[Exercise aim]
Your answer should be one number: how many lines below have the word "explorer".

[Data shown]

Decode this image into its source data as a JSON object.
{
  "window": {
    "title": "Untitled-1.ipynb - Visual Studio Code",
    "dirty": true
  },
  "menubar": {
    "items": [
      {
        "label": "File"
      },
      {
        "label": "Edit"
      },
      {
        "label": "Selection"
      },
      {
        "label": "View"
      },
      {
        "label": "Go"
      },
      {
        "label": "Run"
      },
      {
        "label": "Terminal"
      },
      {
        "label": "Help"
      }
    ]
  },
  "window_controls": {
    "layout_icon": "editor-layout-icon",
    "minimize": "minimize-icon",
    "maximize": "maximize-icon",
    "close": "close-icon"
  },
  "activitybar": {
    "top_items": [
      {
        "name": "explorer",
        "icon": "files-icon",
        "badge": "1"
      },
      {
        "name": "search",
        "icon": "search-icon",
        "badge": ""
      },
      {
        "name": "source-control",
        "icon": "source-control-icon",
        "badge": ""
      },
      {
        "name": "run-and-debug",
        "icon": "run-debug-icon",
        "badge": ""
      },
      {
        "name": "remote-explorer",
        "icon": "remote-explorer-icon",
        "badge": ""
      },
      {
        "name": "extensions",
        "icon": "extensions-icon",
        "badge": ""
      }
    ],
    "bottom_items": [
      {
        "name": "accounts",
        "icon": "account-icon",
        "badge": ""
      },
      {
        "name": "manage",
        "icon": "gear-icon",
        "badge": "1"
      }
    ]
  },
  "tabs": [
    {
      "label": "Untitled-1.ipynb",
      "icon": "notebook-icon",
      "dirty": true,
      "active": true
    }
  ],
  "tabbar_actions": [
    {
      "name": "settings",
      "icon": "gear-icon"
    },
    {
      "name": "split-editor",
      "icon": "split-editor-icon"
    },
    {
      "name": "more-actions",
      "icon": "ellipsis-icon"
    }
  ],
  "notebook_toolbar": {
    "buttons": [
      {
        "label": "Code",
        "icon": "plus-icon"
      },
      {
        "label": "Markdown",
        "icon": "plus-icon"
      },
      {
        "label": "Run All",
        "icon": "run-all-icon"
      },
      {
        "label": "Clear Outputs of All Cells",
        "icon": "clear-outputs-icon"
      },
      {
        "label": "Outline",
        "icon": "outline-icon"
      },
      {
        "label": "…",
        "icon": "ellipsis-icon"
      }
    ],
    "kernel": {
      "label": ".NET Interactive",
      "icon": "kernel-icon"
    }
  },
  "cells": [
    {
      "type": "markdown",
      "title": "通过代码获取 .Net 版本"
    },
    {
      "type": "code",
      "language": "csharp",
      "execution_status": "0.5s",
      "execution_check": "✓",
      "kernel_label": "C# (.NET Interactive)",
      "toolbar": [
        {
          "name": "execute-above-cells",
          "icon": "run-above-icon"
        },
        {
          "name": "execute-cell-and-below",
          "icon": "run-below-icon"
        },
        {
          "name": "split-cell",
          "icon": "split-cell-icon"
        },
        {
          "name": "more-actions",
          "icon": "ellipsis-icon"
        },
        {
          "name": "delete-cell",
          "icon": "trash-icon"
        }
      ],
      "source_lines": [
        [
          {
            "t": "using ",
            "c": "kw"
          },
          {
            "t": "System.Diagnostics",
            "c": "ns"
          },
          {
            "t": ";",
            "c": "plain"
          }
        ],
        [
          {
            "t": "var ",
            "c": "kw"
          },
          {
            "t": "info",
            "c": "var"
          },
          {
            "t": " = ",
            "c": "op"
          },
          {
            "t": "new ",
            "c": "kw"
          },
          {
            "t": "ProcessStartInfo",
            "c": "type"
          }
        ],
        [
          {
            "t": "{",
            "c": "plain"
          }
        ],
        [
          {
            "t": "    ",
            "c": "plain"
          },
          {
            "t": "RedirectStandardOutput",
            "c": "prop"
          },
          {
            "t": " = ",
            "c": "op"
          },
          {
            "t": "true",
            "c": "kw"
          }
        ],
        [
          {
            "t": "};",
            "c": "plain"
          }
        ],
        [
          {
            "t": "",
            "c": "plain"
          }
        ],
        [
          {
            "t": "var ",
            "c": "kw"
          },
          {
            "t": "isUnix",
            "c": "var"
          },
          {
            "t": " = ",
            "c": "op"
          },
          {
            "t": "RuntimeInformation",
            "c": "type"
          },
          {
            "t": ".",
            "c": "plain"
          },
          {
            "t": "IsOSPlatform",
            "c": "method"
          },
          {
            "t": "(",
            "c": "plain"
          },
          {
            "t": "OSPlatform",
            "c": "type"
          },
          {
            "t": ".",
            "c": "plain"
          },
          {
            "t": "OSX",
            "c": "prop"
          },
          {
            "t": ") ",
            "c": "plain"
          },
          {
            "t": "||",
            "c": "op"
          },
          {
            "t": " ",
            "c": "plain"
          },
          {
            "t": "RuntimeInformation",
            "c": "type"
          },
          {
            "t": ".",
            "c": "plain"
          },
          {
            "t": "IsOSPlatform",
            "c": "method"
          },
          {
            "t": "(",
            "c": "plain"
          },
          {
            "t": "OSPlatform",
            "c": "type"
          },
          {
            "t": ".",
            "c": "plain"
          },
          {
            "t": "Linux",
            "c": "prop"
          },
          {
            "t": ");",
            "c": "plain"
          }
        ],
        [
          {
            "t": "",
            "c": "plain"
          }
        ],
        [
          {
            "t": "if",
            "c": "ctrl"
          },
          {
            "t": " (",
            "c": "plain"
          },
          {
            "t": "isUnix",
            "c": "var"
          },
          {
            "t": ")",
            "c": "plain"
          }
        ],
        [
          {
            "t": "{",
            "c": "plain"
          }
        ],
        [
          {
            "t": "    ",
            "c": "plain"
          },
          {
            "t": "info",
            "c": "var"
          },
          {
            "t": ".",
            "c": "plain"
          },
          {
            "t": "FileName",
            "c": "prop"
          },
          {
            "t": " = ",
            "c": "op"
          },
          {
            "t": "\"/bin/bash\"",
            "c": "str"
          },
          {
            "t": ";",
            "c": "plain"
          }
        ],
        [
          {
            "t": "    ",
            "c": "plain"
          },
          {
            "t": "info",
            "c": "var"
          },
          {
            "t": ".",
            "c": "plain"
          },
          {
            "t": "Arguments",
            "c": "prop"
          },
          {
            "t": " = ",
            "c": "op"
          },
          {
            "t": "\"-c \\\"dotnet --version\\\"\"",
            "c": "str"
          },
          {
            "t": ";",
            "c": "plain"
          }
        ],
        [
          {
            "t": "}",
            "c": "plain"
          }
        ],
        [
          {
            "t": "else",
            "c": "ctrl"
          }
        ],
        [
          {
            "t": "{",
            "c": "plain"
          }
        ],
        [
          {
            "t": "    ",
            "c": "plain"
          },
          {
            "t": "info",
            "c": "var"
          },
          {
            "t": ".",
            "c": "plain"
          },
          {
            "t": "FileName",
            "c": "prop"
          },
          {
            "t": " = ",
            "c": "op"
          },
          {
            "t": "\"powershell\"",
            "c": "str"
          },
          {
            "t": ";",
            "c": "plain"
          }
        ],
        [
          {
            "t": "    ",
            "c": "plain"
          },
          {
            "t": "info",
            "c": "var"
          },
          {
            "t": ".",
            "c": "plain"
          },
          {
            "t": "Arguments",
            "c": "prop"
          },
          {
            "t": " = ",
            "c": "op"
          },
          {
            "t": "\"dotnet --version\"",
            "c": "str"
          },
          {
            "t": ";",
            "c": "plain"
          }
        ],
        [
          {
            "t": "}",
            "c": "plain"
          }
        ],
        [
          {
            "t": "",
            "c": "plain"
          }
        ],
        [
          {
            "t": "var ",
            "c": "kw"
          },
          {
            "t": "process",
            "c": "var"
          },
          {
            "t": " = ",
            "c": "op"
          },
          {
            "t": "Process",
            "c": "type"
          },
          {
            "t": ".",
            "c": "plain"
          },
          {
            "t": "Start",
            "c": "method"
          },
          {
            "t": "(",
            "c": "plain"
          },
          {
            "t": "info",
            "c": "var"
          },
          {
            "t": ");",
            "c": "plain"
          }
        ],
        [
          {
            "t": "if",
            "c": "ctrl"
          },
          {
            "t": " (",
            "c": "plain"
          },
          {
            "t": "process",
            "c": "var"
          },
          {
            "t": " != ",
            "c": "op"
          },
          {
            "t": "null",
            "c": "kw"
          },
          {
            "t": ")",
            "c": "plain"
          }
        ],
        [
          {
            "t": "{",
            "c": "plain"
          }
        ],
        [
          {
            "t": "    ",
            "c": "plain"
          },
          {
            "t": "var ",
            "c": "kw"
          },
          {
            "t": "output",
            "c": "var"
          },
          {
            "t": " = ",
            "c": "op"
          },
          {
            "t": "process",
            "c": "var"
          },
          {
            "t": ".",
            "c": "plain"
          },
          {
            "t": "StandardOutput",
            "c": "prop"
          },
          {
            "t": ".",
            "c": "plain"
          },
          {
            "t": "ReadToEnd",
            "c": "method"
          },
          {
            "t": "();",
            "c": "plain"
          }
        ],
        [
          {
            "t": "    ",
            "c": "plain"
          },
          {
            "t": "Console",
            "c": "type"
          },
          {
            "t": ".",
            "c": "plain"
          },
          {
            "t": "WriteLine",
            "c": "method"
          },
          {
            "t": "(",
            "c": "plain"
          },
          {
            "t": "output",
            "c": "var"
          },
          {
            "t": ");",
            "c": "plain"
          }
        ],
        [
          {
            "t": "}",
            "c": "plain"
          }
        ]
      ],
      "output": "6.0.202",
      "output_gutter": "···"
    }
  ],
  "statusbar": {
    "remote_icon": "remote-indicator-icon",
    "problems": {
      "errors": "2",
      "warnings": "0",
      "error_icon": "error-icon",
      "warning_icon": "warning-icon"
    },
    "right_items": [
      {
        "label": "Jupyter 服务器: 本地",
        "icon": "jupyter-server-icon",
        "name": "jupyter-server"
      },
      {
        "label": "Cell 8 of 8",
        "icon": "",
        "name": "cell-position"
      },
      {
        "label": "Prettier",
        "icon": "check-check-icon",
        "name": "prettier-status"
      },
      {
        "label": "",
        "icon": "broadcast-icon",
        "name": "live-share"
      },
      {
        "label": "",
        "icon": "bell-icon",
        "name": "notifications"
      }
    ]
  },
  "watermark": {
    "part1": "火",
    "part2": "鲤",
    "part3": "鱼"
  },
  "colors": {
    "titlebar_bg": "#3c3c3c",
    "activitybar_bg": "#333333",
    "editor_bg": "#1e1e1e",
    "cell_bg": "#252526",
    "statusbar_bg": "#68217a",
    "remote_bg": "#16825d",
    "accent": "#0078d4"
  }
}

[Response area]
3